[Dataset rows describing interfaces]

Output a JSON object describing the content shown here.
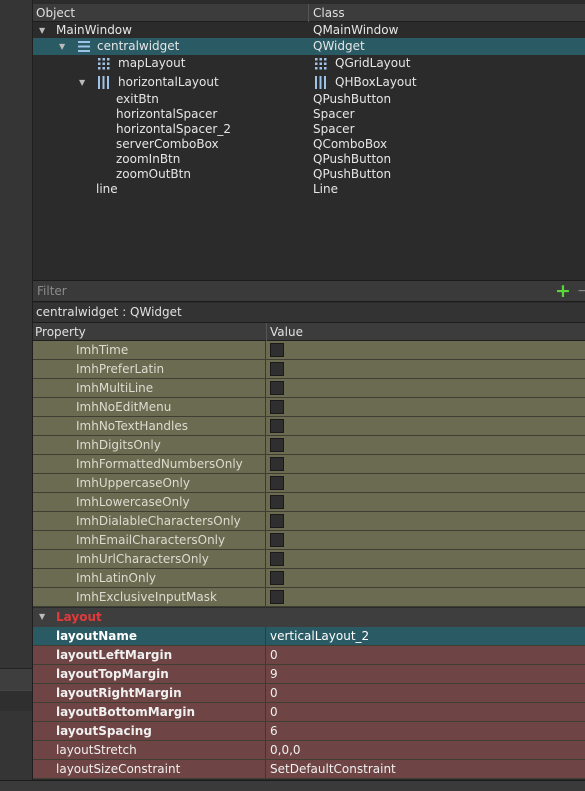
{
  "object_inspector": {
    "col_object": "Object",
    "col_class": "Class",
    "rows": [
      {
        "name": "MainWindow",
        "cls": "QMainWindow"
      },
      {
        "name": "centralwidget",
        "cls": "QWidget"
      },
      {
        "name": "mapLayout",
        "cls": "QGridLayout"
      },
      {
        "name": "horizontalLayout",
        "cls": "QHBoxLayout"
      },
      {
        "name": "exitBtn",
        "cls": "QPushButton"
      },
      {
        "name": "horizontalSpacer",
        "cls": "Spacer"
      },
      {
        "name": "horizontalSpacer_2",
        "cls": "Spacer"
      },
      {
        "name": "serverComboBox",
        "cls": "QComboBox"
      },
      {
        "name": "zoomInBtn",
        "cls": "QPushButton"
      },
      {
        "name": "zoomOutBtn",
        "cls": "QPushButton"
      },
      {
        "name": "line",
        "cls": "Line"
      }
    ]
  },
  "filter": {
    "placeholder": "Filter"
  },
  "object_title": "centralwidget : QWidget",
  "property_editor": {
    "col_property": "Property",
    "col_value": "Value",
    "flags": [
      "ImhTime",
      "ImhPreferLatin",
      "ImhMultiLine",
      "ImhNoEditMenu",
      "ImhNoTextHandles",
      "ImhDigitsOnly",
      "ImhFormattedNumbersOnly",
      "ImhUppercaseOnly",
      "ImhLowercaseOnly",
      "ImhDialableCharactersOnly",
      "ImhEmailCharactersOnly",
      "ImhUrlCharactersOnly",
      "ImhLatinOnly",
      "ImhExclusiveInputMask"
    ],
    "group_label": "Layout",
    "layout_props": [
      {
        "name": "layoutName",
        "value": "verticalLayout_2"
      },
      {
        "name": "layoutLeftMargin",
        "value": "0"
      },
      {
        "name": "layoutTopMargin",
        "value": "9"
      },
      {
        "name": "layoutRightMargin",
        "value": "0"
      },
      {
        "name": "layoutBottomMargin",
        "value": "0"
      },
      {
        "name": "layoutSpacing",
        "value": "6"
      },
      {
        "name": "layoutStretch",
        "value": "0,0,0"
      },
      {
        "name": "layoutSizeConstraint",
        "value": "SetDefaultConstraint"
      }
    ]
  },
  "colors": {
    "selection": "#2a5a64",
    "olive": "#6a6b51",
    "maroon": "#6e4444",
    "group_label": "#e23a3a",
    "add_icon": "#58d63a"
  }
}
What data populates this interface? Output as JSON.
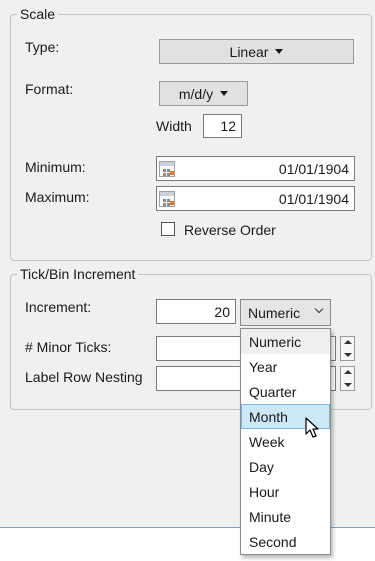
{
  "scale": {
    "title": "Scale",
    "type_label": "Type:",
    "type_value": "Linear",
    "format_label": "Format:",
    "format_value": "m/d/y",
    "width_label": "Width",
    "width_value": "12",
    "minimum_label": "Minimum:",
    "minimum_value": "01/01/1904",
    "maximum_label": "Maximum:",
    "maximum_value": "01/01/1904",
    "reverse_order_label": "Reverse Order",
    "reverse_order_checked": false
  },
  "tick": {
    "title": "Tick/Bin Increment",
    "increment_label": "Increment:",
    "increment_value": "20",
    "unit_value": "Numeric",
    "minor_ticks_label": "# Minor Ticks:",
    "minor_ticks_value": "",
    "label_row_nesting_label": "Label Row Nesting",
    "label_row_nesting_value": ""
  },
  "unit_dropdown": {
    "options": [
      "Numeric",
      "Year",
      "Quarter",
      "Month",
      "Week",
      "Day",
      "Hour",
      "Minute",
      "Second"
    ],
    "selected": "Numeric",
    "hovered": "Month"
  },
  "icons": {
    "calendar": "calendar-icon",
    "caret": "caret-down-icon",
    "chevron": "chevron-down-icon",
    "spinner": "spin-arrows-icon",
    "cursor": "mouse-pointer-icon"
  },
  "colors": {
    "hover_bg": "#cce8f4",
    "hover_border": "#7ab7e0",
    "panel_bg": "#f0f0f0"
  }
}
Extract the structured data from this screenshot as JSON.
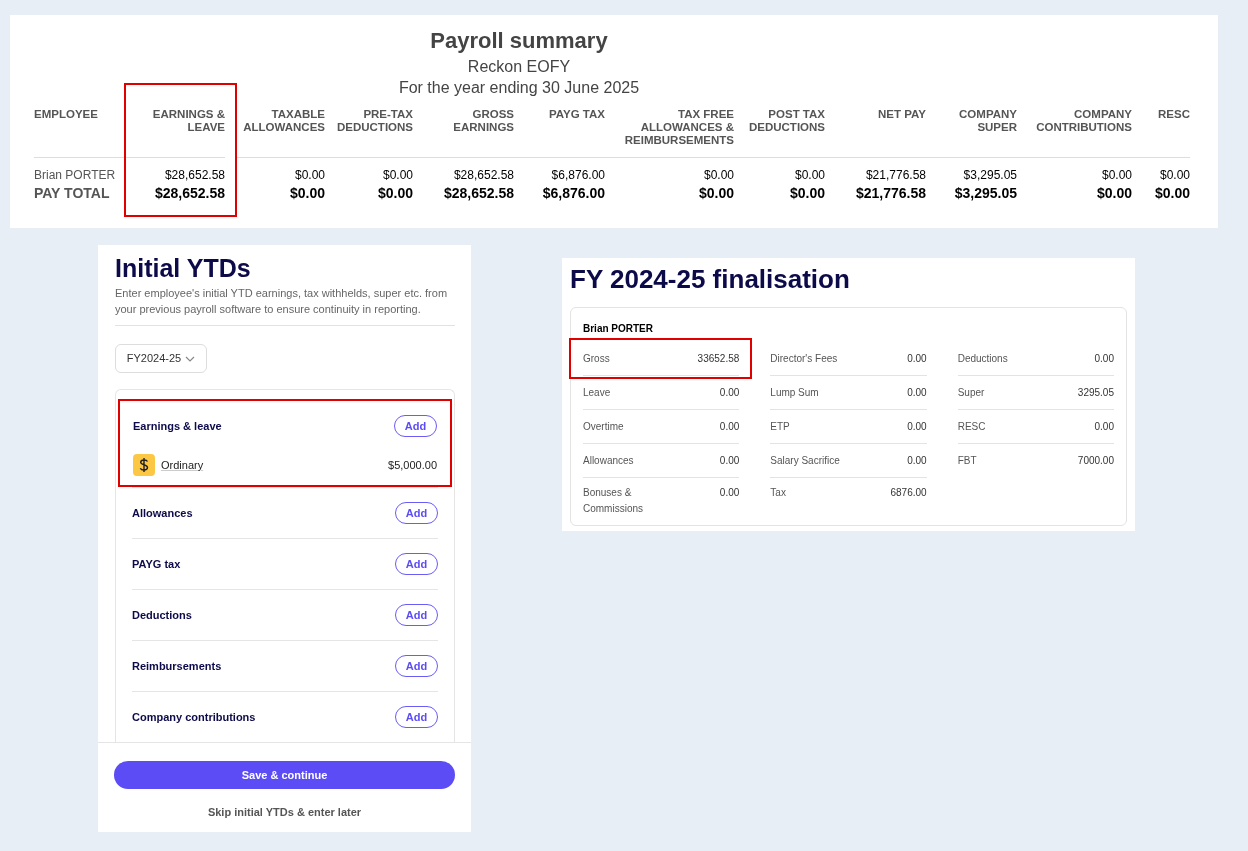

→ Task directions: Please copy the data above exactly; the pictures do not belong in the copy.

→ Written response:
Output a JSON object describing the content shown here.
{
  "object_inspector": {
    "col_object": "Object",
    "col_class": "Class",
    "rows": [
      {
        "name": "MainWindow",
        "cls": "QMainWindow"
      },
      {
        "name": "centralwidget",
        "cls": "QWidget"
      },
      {
        "name": "mapLayout",
        "cls": "QGridLayout"
      },
      {
        "name": "horizontalLayout",
        "cls": "QHBoxLayout"
      },
      {
        "name": "exitBtn",
        "cls": "QPushButton"
      },
      {
        "name": "horizontalSpacer",
        "cls": "Spacer"
      },
      {
        "name": "horizontalSpacer_2",
        "cls": "Spacer"
      },
      {
        "name": "serverComboBox",
        "cls": "QComboBox"
      },
      {
        "name": "zoomInBtn",
        "cls": "QPushButton"
      },
      {
        "name": "zoomOutBtn",
        "cls": "QPushButton"
      },
      {
        "name": "line",
        "cls": "Line"
      }
    ]
  },
  "filter": {
    "placeholder": "Filter"
  },
  "object_title": "centralwidget : QWidget",
  "property_editor": {
    "col_property": "Property",
    "col_value": "Value",
    "flags": [
      "ImhTime",
      "ImhPreferLatin",
      "ImhMultiLine",
      "ImhNoEditMenu",
      "ImhNoTextHandles",
      "ImhDigitsOnly",
      "ImhFormattedNumbersOnly",
      "ImhUppercaseOnly",
      "ImhLowercaseOnly",
      "ImhDialableCharactersOnly",
      "ImhEmailCharactersOnly",
      "ImhUrlCharactersOnly",
      "ImhLatinOnly",
      "ImhExclusiveInputMask"
    ],
    "group_label": "Layout",
    "layout_props": [
      {
        "name": "layoutName",
        "value": "verticalLayout_2"
      },
      {
        "name": "layoutLeftMargin",
        "value": "0"
      },
      {
        "name": "layoutTopMargin",
        "value": "9"
      },
      {
        "name": "layoutRightMargin",
        "value": "0"
      },
      {
        "name": "layoutBottomMargin",
        "value": "0"
      },
      {
        "name": "layoutSpacing",
        "value": "6"
      },
      {
        "name": "layoutStretch",
        "value": "0,0,0"
      },
      {
        "name": "layoutSizeConstraint",
        "value": "SetDefaultConstraint"
      }
    ]
  },
  "colors": {
    "selection": "#2a5a64",
    "olive": "#6a6b51",
    "maroon": "#6e4444",
    "group_label": "#e23a3a",
    "add_icon": "#58d63a"
  }
}
What data populates this interface? Output as JSON.
{
  "scale": {
    "title": "Scale",
    "type_label": "Type:",
    "type_value": "Linear",
    "format_label": "Format:",
    "format_value": "m/d/y",
    "width_label": "Width",
    "width_value": "12",
    "minimum_label": "Minimum:",
    "minimum_value": "01/01/1904",
    "maximum_label": "Maximum:",
    "maximum_value": "01/01/1904",
    "reverse_order_label": "Reverse Order",
    "reverse_order_checked": false
  },
  "tick": {
    "title": "Tick/Bin Increment",
    "increment_label": "Increment:",
    "increment_value": "20",
    "unit_value": "Numeric",
    "minor_ticks_label": "# Minor Ticks:",
    "minor_ticks_value": "",
    "label_row_nesting_label": "Label Row Nesting",
    "label_row_nesting_value": ""
  },
  "unit_dropdown": {
    "options": [
      "Numeric",
      "Year",
      "Quarter",
      "Month",
      "Week",
      "Day",
      "Hour",
      "Minute",
      "Second"
    ],
    "selected": "Numeric",
    "hovered": "Month"
  },
  "icons": {
    "calendar": "calendar-icon",
    "caret": "caret-down-icon",
    "chevron": "chevron-down-icon",
    "spinner": "spin-arrows-icon",
    "cursor": "mouse-pointer-icon"
  },
  "colors": {
    "hover_bg": "#cce8f4",
    "hover_border": "#7ab7e0",
    "panel_bg": "#f0f0f0"
  }
}
Extract the structured data from this screenshot as JSON.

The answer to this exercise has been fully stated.